For the second time in five weeks, SpaceX has installed a Super Heavy booster – fitted with 29 Raptor engines – on Starship’s nascent ‘orbital launch mount.’
Both Super Heavy Booster 4 (B4) and the launch mount have undergone substantial changes since they last parted ways four weeks ago. SpaceX teams have been laser-focused on installing the vast array of plumbing, wiring, and components required to turn the hulking steel structures into functional launch facilities and the largest flightworthy rocket and both certainly look the part.
Superheavy Booster 4 pic.twitter.com/jQ7RAN1nCK
— SPadre (@SpacePadreIsle) September 8, 2021
Unlike Starship, which has an expansive skirt section perfect for stowing away sensitive plumbing and avionics, Super Heavy has an unusually short interstage and no real skirt, meaning that all the extra hardware SpaceX has installed over the last month or so is impossible to hide. Indeed, when Booster 4 rolled out of Starbase’s high bay for the second time on September 8th, the rocket was blanketed by dozens of new valves, thousands of feet of wiring and plumbing, pressure vessels, multiple hydraulic racks, a ‘quick disconnect’ (QD) umbilical panel for interfacing with the launch pad, places for “flight termination system” (FTS) explosive charges to be installed, and much, much more.
Additionally, Super Heavy B4’s second batch of 29 Raptors – installed in late August – also appear to all have outward-facing umbilical panels that will all the booster to receive some level of assistance from ground systems while igniting those engines.
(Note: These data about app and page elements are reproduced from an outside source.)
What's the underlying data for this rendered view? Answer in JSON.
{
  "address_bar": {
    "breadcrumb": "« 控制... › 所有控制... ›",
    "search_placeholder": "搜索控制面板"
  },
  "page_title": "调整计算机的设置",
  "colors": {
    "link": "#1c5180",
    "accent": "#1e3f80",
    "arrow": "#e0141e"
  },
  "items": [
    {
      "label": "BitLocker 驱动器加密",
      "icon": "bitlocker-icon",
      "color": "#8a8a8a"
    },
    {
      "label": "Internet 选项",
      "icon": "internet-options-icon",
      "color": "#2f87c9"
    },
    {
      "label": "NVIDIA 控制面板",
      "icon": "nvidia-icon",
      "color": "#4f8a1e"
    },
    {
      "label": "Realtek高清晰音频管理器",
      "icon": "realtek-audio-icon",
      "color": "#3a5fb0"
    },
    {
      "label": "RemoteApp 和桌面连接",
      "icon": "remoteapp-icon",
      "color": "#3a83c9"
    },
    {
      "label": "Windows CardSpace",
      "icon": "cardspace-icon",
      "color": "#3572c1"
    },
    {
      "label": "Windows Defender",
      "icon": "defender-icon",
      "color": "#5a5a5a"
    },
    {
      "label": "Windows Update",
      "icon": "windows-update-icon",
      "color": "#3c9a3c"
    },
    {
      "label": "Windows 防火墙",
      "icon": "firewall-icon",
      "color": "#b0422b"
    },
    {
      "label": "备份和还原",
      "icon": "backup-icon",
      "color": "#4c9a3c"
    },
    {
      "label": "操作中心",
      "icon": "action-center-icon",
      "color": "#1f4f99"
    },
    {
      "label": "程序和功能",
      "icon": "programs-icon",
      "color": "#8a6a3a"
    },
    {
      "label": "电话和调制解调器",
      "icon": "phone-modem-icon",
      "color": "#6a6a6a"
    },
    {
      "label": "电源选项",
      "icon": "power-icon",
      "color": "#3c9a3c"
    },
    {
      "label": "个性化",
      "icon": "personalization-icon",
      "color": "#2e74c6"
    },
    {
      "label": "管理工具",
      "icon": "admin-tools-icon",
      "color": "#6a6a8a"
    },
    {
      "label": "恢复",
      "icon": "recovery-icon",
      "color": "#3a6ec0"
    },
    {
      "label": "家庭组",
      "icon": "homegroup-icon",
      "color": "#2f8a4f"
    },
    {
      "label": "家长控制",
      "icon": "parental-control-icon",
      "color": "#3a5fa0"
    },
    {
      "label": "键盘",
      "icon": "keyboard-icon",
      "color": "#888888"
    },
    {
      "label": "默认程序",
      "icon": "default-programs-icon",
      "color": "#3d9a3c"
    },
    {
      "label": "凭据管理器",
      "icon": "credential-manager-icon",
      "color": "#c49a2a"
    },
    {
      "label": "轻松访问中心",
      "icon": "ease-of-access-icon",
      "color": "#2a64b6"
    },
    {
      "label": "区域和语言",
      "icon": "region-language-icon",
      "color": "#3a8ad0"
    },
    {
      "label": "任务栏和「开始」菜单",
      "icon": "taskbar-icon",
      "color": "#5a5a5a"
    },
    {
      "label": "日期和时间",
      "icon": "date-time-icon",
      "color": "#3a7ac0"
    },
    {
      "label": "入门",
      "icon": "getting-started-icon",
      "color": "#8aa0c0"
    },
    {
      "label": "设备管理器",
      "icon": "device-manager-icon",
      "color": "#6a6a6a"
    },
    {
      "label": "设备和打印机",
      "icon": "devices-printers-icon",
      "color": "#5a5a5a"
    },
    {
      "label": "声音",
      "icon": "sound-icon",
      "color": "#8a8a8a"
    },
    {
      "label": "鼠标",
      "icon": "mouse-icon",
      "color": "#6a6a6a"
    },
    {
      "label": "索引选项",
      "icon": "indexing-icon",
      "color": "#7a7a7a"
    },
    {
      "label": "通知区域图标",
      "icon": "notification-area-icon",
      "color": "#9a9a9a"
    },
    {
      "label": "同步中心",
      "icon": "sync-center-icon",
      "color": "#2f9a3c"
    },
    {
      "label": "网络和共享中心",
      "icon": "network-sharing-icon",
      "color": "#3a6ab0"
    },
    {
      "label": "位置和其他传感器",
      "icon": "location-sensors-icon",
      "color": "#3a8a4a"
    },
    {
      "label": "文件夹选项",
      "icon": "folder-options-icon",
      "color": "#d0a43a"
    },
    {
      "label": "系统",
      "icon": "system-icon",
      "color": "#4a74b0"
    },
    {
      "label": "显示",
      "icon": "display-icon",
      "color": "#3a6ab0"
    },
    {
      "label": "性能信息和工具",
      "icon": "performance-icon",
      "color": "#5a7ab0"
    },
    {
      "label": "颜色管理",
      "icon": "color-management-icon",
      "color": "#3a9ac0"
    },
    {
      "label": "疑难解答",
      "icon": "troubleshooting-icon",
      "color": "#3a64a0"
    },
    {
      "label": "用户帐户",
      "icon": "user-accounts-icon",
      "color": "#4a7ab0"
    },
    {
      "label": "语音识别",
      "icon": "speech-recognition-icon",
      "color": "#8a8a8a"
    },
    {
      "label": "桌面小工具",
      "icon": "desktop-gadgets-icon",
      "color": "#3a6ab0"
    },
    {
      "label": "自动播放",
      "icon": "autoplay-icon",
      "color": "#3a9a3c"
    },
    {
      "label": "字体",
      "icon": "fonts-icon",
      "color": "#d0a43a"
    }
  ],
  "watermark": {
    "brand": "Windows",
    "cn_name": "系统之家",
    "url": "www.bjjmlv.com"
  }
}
It’s unclear what exactly they’ll do but it’s likely that those engine umbilical will connect to high-pressure gas systems on the ground, presumably minimizing the already absurd amount of COPVs and secondary plumbing present on Super Heavy.
However, Super Heavy will still need to be able to reignite anywhere from 1 to 13 of its 29-32 Raptor engines in flight for boostback and landing burns, potentially explaining the eight large pressure vessels and 100+ small, high-pressure gas lines installed on B4’s aft end. Super Heavy also needs to be able to chill, feed, and purge all 29-32 of its Raptor engines, guaranteeing that Starship’s booster plumbing situation was going to be immensely complex no matter the approach SpaceX took.
In addition to Super Heavy B4’s newfound complexity, SpaceX also spent the last four or so weeks outfitting Starbase’s orbital launch mount’ with all the plumbing, power, avionics, and mechanical systems it will need to function as “Stage Zero” of orbital-class, two-stage Starship rockets. SpaceX has installed most of the secondary quick disconnect structures that will connect to and feed each of Super Heavy’s 20 outer Raptor engines. The main Super Heavy quick disconnect device was also installed and a team has been gradually outfitting and connecting the structure to the plumbing, avionics, and power it will provide boosters.
A significant amount of work still remains to connect the orbital launch mount to SpaceX’s incomplete and custom-built orbital tank farm, which will store, supercool, and feed the pad, Super Heavy, and Starship with several thousand metric tons of liquid and gaseous oxygen and methane. It’s difficult to say how close Starbase’s tank farm is to being able to support Starship or Super Heavy testing, which makes it equally unclear what SpaceX’s near-term plans are for Booster 4. It’s possible that the rocket has been reinstalled on the orbital launch mount as a second fit check, perhaps focused on those 20 outer Raptor quick-disconnect mechanisms.
It’s also possible that the tank farm and launch mount plumbing are much closer to completion than expected, meaning that Super Heavy B4 could remain at the orbital pad until it’s completed several crucial cryogenic proof and static fire tests. Of course, short of confirmation from Musk himself, we’ll just have to wait and see.